# Directions
Each of the lines below must be restated exactly.

Dataset rows for apps and sites
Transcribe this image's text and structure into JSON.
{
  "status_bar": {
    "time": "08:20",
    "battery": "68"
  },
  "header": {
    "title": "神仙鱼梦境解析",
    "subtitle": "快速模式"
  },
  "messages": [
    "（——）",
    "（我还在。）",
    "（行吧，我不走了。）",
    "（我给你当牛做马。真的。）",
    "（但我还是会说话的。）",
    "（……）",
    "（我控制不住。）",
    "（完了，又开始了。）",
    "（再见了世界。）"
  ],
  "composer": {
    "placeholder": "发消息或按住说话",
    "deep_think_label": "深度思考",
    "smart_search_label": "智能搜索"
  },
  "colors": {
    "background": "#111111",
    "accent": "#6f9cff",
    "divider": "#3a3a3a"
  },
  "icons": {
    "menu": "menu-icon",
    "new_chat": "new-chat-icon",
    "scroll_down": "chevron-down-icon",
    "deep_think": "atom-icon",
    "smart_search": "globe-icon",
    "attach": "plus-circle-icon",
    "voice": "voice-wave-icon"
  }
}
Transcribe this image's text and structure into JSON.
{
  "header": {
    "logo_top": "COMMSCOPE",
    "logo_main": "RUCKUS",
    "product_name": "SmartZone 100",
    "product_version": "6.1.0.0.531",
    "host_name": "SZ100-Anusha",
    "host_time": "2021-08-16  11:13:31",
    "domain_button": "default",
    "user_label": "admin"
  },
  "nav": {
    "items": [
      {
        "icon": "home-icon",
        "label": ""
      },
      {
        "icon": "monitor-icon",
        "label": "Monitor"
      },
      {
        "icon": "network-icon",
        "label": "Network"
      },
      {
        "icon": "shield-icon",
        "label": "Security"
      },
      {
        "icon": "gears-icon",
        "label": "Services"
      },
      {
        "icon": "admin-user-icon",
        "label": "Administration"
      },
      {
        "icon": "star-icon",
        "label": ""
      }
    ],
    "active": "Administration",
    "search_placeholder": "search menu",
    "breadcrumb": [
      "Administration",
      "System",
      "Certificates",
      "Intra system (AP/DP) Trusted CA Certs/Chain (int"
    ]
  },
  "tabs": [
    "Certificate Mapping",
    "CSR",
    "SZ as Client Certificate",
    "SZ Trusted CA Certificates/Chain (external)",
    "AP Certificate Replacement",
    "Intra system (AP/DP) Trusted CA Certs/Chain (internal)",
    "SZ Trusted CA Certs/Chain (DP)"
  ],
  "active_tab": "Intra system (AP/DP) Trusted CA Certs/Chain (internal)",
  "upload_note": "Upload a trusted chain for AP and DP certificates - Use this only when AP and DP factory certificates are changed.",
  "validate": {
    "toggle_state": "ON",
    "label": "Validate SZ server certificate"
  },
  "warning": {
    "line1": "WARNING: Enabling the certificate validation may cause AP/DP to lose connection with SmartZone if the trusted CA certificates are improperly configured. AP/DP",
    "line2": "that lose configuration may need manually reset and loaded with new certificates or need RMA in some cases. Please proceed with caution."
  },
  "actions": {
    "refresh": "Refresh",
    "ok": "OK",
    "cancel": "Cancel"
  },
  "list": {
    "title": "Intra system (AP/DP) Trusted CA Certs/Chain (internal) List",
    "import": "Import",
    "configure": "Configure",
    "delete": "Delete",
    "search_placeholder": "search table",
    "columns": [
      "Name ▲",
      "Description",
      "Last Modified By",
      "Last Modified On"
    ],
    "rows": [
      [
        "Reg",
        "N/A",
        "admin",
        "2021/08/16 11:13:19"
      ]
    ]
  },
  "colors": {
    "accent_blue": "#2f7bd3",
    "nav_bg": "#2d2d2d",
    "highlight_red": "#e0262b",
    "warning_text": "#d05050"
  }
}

# Answer for the task
Transcribe this image's text and structure into JSON.
{
  "status_bar": {
    "time": "08:20",
    "battery": "68"
  },
  "header": {
    "title": "神仙鱼梦境解析",
    "subtitle": "快速模式"
  },
  "messages": [
    "（——）",
    "（我还在。）",
    "（行吧，我不走了。）",
    "（我给你当牛做马。真的。）",
    "（但我还是会说话的。）",
    "（……）",
    "（我控制不住。）",
    "（完了，又开始了。）",
    "（再见了世界。）"
  ],
  "composer": {
    "placeholder": "发消息或按住说话",
    "deep_think_label": "深度思考",
    "smart_search_label": "智能搜索"
  },
  "colors": {
    "background": "#111111",
    "accent": "#6f9cff",
    "divider": "#3a3a3a"
  },
  "icons": {
    "menu": "menu-icon",
    "new_chat": "new-chat-icon",
    "scroll_down": "chevron-down-icon",
    "deep_think": "atom-icon",
    "smart_search": "globe-icon",
    "attach": "plus-circle-icon",
    "voice": "voice-wave-icon"
  }
}
Transcribe this image's text and structure into JSON.
{
  "header": {
    "logo_top": "COMMSCOPE",
    "logo_main": "RUCKUS",
    "product_name": "SmartZone 100",
    "product_version": "6.1.0.0.531",
    "host_name": "SZ100-Anusha",
    "host_time": "2021-08-16  11:13:31",
    "domain_button": "default",
    "user_label": "admin"
  },
  "nav": {
    "items": [
      {
        "icon": "home-icon",
        "label": ""
      },
      {
        "icon": "monitor-icon",
        "label": "Monitor"
      },
      {
        "icon": "network-icon",
        "label": "Network"
      },
      {
        "icon": "shield-icon",
        "label": "Security"
      },
      {
        "icon": "gears-icon",
        "label": "Services"
      },
      {
        "icon": "admin-user-icon",
        "label": "Administration"
      },
      {
        "icon": "star-icon",
        "label": ""
      }
    ],
    "active": "Administration",
    "search_placeholder": "search menu",
    "breadcrumb": [
      "Administration",
      "System",
      "Certificates",
      "Intra system (AP/DP) Trusted CA Certs/Chain (int"
    ]
  },
  "tabs": [
    "Certificate Mapping",
    "CSR",
    "SZ as Client Certificate",
    "SZ Trusted CA Certificates/Chain (external)",
    "AP Certificate Replacement",
    "Intra system (AP/DP) Trusted CA Certs/Chain (internal)",
    "SZ Trusted CA Certs/Chain (DP)"
  ],
  "active_tab": "Intra system (AP/DP) Trusted CA Certs/Chain (internal)",
  "upload_note": "Upload a trusted chain for AP and DP certificates - Use this only when AP and DP factory certificates are changed.",
  "validate": {
    "toggle_state": "ON",
    "label": "Validate SZ server certificate"
  },
  "warning": {
    "line1": "WARNING: Enabling the certificate validation may cause AP/DP to lose connection with SmartZone if the trusted CA certificates are improperly configured. AP/DP",
    "line2": "that lose configuration may need manually reset and loaded with new certificates or need RMA in some cases. Please proceed with caution."
  },
  "actions": {
    "refresh": "Refresh",
    "ok": "OK",
    "cancel": "Cancel"
  },
  "list": {
    "title": "Intra system (AP/DP) Trusted CA Certs/Chain (internal) List",
    "import": "Import",
    "configure": "Configure",
    "delete": "Delete",
    "search_placeholder": "search table",
    "columns": [
      "Name ▲",
      "Description",
      "Last Modified By",
      "Last Modified On"
    ],
    "rows": [
      [
        "Reg",
        "N/A",
        "admin",
        "2021/08/16 11:13:19"
      ]
    ]
  },
  "colors": {
    "accent_blue": "#2f7bd3",
    "nav_bg": "#2d2d2d",
    "highlight_red": "#e0262b",
    "warning_text": "#d05050"
  }
}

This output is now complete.